If it were not for the medicine of created laughter, there would be no adequate antidote to pride and vanity among men. God has created us with a self-consciousness which makes conceit possible, but He has also made us able to laugh and thus to provide a balance to our danger. (The Humor of Christ, p. 36)

Recognizing humor in the teaching of Christ is one step in seeing the many facets of Jesus. We get the impression that Jesus laughs, but he also weeps, becomes angry, can be stern, but also loving and gentle. Jesus himself says, “Whoever has seen me has seen the Father” (John 14:9, ESV). Jesus helps us see God more clearly. Trueblood remarks:

The deepest conviction of all Christian theology is the affirmation that the God of all the world is like Jesus Christ. Because the logical development is from the relatively known to the relatively unknown, the procedure is not from God to Christ, but from Christ to God. If we take this seriously we conclude that God cannot be cruel, or self-centered or vindictive, or even lacking in humor. (The Humor of Christ, p. 32) 

— Russ Holden


A Cautionary Tale

November 1, 2020

The Book of Judges is a cautionary tale. It recounts a dark period in Israel’s history. It begins with Israel’s failure to conquer the Promised Land completely. Because of this failure, the idolatry of the original inhabitants becomes a snare for Israel. The cycle in Judges is Israel commits idolatry, they become oppressed by their enemies and cry out to God, God raises a judge to deliver them, and eventually the cycle begins again.

The judges were military leaders who brought deliverance to Israel. That is probably not our first definition of a judge, although Deborah did in fact hear cases and dispense justice (Judges 4:4-5). Yet, the judges often demonstrate deep flaws which show them to be men of their times. Gideon makes an ephod that becomes a snare to the people and a temptation to idolatry. Jephthah makes a rash vow, but he also slaughters some in Israel who refused to help him. Sampson seems to make military victories only because of bad choices with Philistine women.

But the book ends with even darker stories. Jonathan, the grandson of Moses, helps steal an idol with the help of armed men and sets up an idolatrous worship site in Dan, which lasts “until the day of the captivity of the land” (Judges 18:30). This is followed by an account of the rape and murder of a priest’s concubine. (Should a priest have a concubine in the first place?) This incident nearly leads to the wholesale slaughter of the tribe of Benjamin.

But these dark stories are not without a point. A refrain that occurs within the books states: “In those days there was no king in Israel. Everyone did what was right in his own eyes” (Judges 17:6; 21:25, ESV). The Book of Judges answers the question of what happens when a people wander away from God. The moral decline illustrated in Judges is a cautionary tale.

It is a lesson that it difficult for modern society to hear. Society doesn’t always want God in the public square. Society often likes its morality to be relative. “Everyone did what was right in his own eyes” could be our own nation’s slogan.

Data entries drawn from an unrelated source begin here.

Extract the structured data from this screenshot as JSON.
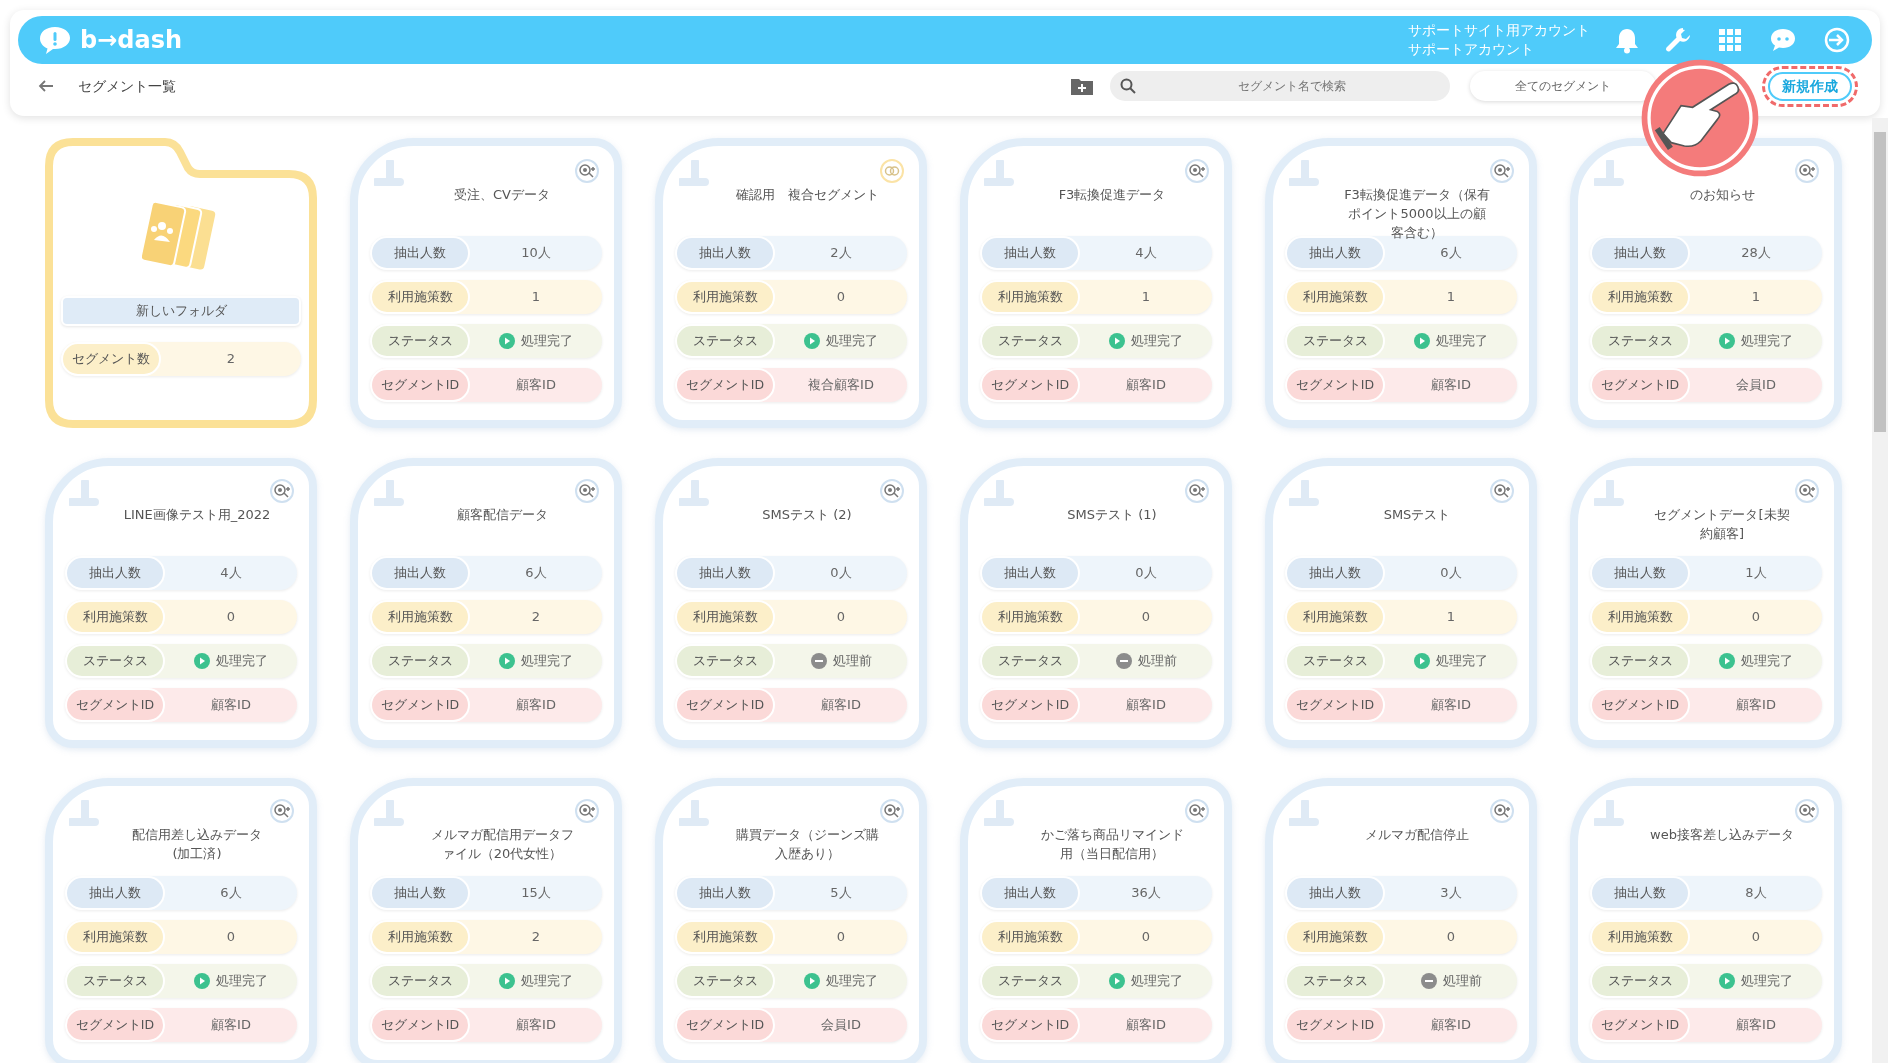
{
  "header": {
    "logo": "b→dash",
    "account": [
      "サポートサイト用アカウント",
      "サポートアカウント"
    ]
  },
  "toolbar": {
    "title": "セグメント一覧",
    "search": {
      "placeholder": "セグメント名で検索"
    },
    "filter": "全てのセグメント",
    "new_button": {
      "label": "新規作成",
      "highlighted": true
    }
  },
  "folders": [
    {
      "name": "新しいフォルダ",
      "count_label": "セグメント数",
      "count": "2"
    }
  ],
  "segments": [
    {
      "title": "受注、CVデータ",
      "composite": false,
      "rows": [
        {
          "kind": "count",
          "label": "抽出人数",
          "value": "10人"
        },
        {
          "kind": "measures",
          "label": "利用施策数",
          "value": "1"
        },
        {
          "kind": "status",
          "label": "ステータス",
          "value": "処理完了",
          "completed": true
        },
        {
          "kind": "id",
          "label": "セグメントID",
          "value": "顧客ID"
        }
      ]
    },
    {
      "title": "確認用　複合セグメント",
      "composite": true,
      "rows": [
        {
          "kind": "count",
          "label": "抽出人数",
          "value": "2人"
        },
        {
          "kind": "measures",
          "label": "利用施策数",
          "value": "0"
        },
        {
          "kind": "status",
          "label": "ステータス",
          "value": "処理完了",
          "completed": true
        },
        {
          "kind": "id",
          "label": "セグメントID",
          "value": "複合顧客ID"
        }
      ]
    },
    {
      "title": "F3転換促進データ",
      "composite": false,
      "rows": [
        {
          "kind": "count",
          "label": "抽出人数",
          "value": "4人"
        },
        {
          "kind": "measures",
          "label": "利用施策数",
          "value": "1"
        },
        {
          "kind": "status",
          "label": "ステータス",
          "value": "処理完了",
          "completed": true
        },
        {
          "kind": "id",
          "label": "セグメントID",
          "value": "顧客ID"
        }
      ]
    },
    {
      "title": "F3転換促進データ（保有ポイント5000以上の顧客含む）",
      "composite": false,
      "rows": [
        {
          "kind": "count",
          "label": "抽出人数",
          "value": "6人"
        },
        {
          "kind": "measures",
          "label": "利用施策数",
          "value": "1"
        },
        {
          "kind": "status",
          "label": "ステータス",
          "value": "処理完了",
          "completed": true
        },
        {
          "kind": "id",
          "label": "セグメントID",
          "value": "顧客ID"
        }
      ]
    },
    {
      "title": "のお知らせ",
      "composite": false,
      "rows": [
        {
          "kind": "count",
          "label": "抽出人数",
          "value": "28人"
        },
        {
          "kind": "measures",
          "label": "利用施策数",
          "value": "1"
        },
        {
          "kind": "status",
          "label": "ステータス",
          "value": "処理完了",
          "completed": true
        },
        {
          "kind": "id",
          "label": "セグメントID",
          "value": "会員ID"
        }
      ]
    },
    {
      "title": "LINE画像テスト用_2022",
      "composite": false,
      "rows": [
        {
          "kind": "count",
          "label": "抽出人数",
          "value": "4人"
        },
        {
          "kind": "measures",
          "label": "利用施策数",
          "value": "0"
        },
        {
          "kind": "status",
          "label": "ステータス",
          "value": "処理完了",
          "completed": true
        },
        {
          "kind": "id",
          "label": "セグメントID",
          "value": "顧客ID"
        }
      ]
    },
    {
      "title": "顧客配信データ",
      "composite": false,
      "rows": [
        {
          "kind": "count",
          "label": "抽出人数",
          "value": "6人"
        },
        {
          "kind": "measures",
          "label": "利用施策数",
          "value": "2"
        },
        {
          "kind": "status",
          "label": "ステータス",
          "value": "処理完了",
          "completed": true
        },
        {
          "kind": "id",
          "label": "セグメントID",
          "value": "顧客ID"
        }
      ]
    },
    {
      "title": "SMSテスト (2)",
      "composite": false,
      "rows": [
        {
          "kind": "count",
          "label": "抽出人数",
          "value": "0人"
        },
        {
          "kind": "measures",
          "label": "利用施策数",
          "value": "0"
        },
        {
          "kind": "status",
          "label": "ステータス",
          "value": "処理前",
          "completed": false
        },
        {
          "kind": "id",
          "label": "セグメントID",
          "value": "顧客ID"
        }
      ]
    },
    {
      "title": "SMSテスト (1)",
      "composite": false,
      "rows": [
        {
          "kind": "count",
          "label": "抽出人数",
          "value": "0人"
        },
        {
          "kind": "measures",
          "label": "利用施策数",
          "value": "0"
        },
        {
          "kind": "status",
          "label": "ステータス",
          "value": "処理前",
          "completed": false
        },
        {
          "kind": "id",
          "label": "セグメントID",
          "value": "顧客ID"
        }
      ]
    },
    {
      "title": "SMSテスト",
      "composite": false,
      "rows": [
        {
          "kind": "count",
          "label": "抽出人数",
          "value": "0人"
        },
        {
          "kind": "measures",
          "label": "利用施策数",
          "value": "1"
        },
        {
          "kind": "status",
          "label": "ステータス",
          "value": "処理完了",
          "completed": true
        },
        {
          "kind": "id",
          "label": "セグメントID",
          "value": "顧客ID"
        }
      ]
    },
    {
      "title": "セグメントデータ[未契約顧客]",
      "composite": false,
      "rows": [
        {
          "kind": "count",
          "label": "抽出人数",
          "value": "1人"
        },
        {
          "kind": "measures",
          "label": "利用施策数",
          "value": "0"
        },
        {
          "kind": "status",
          "label": "ステータス",
          "value": "処理完了",
          "completed": true
        },
        {
          "kind": "id",
          "label": "セグメントID",
          "value": "顧客ID"
        }
      ]
    },
    {
      "title": "配信用差し込みデータ(加工済)",
      "composite": false,
      "rows": [
        {
          "kind": "count",
          "label": "抽出人数",
          "value": "6人"
        },
        {
          "kind": "measures",
          "label": "利用施策数",
          "value": "0"
        },
        {
          "kind": "status",
          "label": "ステータス",
          "value": "処理完了",
          "completed": true
        },
        {
          "kind": "id",
          "label": "セグメントID",
          "value": "顧客ID"
        }
      ]
    },
    {
      "title": "メルマガ配信用データファイル（20代女性）",
      "composite": false,
      "rows": [
        {
          "kind": "count",
          "label": "抽出人数",
          "value": "15人"
        },
        {
          "kind": "measures",
          "label": "利用施策数",
          "value": "2"
        },
        {
          "kind": "status",
          "label": "ステータス",
          "value": "処理完了",
          "completed": true
        },
        {
          "kind": "id",
          "label": "セグメントID",
          "value": "顧客ID"
        }
      ]
    },
    {
      "title": "購買データ（ジーンズ購入歴あり）",
      "composite": false,
      "rows": [
        {
          "kind": "count",
          "label": "抽出人数",
          "value": "5人"
        },
        {
          "kind": "measures",
          "label": "利用施策数",
          "value": "0"
        },
        {
          "kind": "status",
          "label": "ステータス",
          "value": "処理完了",
          "completed": true
        },
        {
          "kind": "id",
          "label": "セグメントID",
          "value": "会員ID"
        }
      ]
    },
    {
      "title": "かご落ち商品リマインド用（当日配信用）",
      "composite": false,
      "rows": [
        {
          "kind": "count",
          "label": "抽出人数",
          "value": "36人"
        },
        {
          "kind": "measures",
          "label": "利用施策数",
          "value": "0"
        },
        {
          "kind": "status",
          "label": "ステータス",
          "value": "処理完了",
          "completed": true
        },
        {
          "kind": "id",
          "label": "セグメントID",
          "value": "顧客ID"
        }
      ]
    },
    {
      "title": "メルマガ配信停止",
      "composite": false,
      "rows": [
        {
          "kind": "count",
          "label": "抽出人数",
          "value": "3人"
        },
        {
          "kind": "measures",
          "label": "利用施策数",
          "value": "0"
        },
        {
          "kind": "status",
          "label": "ステータス",
          "value": "処理前",
          "completed": false
        },
        {
          "kind": "id",
          "label": "セグメントID",
          "value": "顧客ID"
        }
      ]
    },
    {
      "title": "web接客差し込みデータ",
      "composite": false,
      "rows": [
        {
          "kind": "count",
          "label": "抽出人数",
          "value": "8人"
        },
        {
          "kind": "measures",
          "label": "利用施策数",
          "value": "0"
        },
        {
          "kind": "status",
          "label": "ステータス",
          "value": "処理完了",
          "completed": true
        },
        {
          "kind": "id",
          "label": "セグメントID",
          "value": "顧客ID"
        }
      ]
    }
  ]
}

But then we wring our hands when violence and crime occur. Evil, violence, and crime will always be with us as long as this age lasts. But when a society goes through a moral decline such evil will increase. This is a morality problem that statutes won’t cure. It is not that statutes are unimportant. They represent a social contract which should be based on shared values and common morality. When values and morality differ, statutes become difficult to enforce. Witness the drug problem in our country. In other words, morality and values are the deeper issue.

The safety of my person and property are dependent on the morality of the people in my community. When the moral decline becomes so great, even the authorities cannot stop what happens next. Societies can descend into anarchy. And periods of anarchy are what we see in the Book of Judges. For those willing to hear, Judges provides a cautionary tale.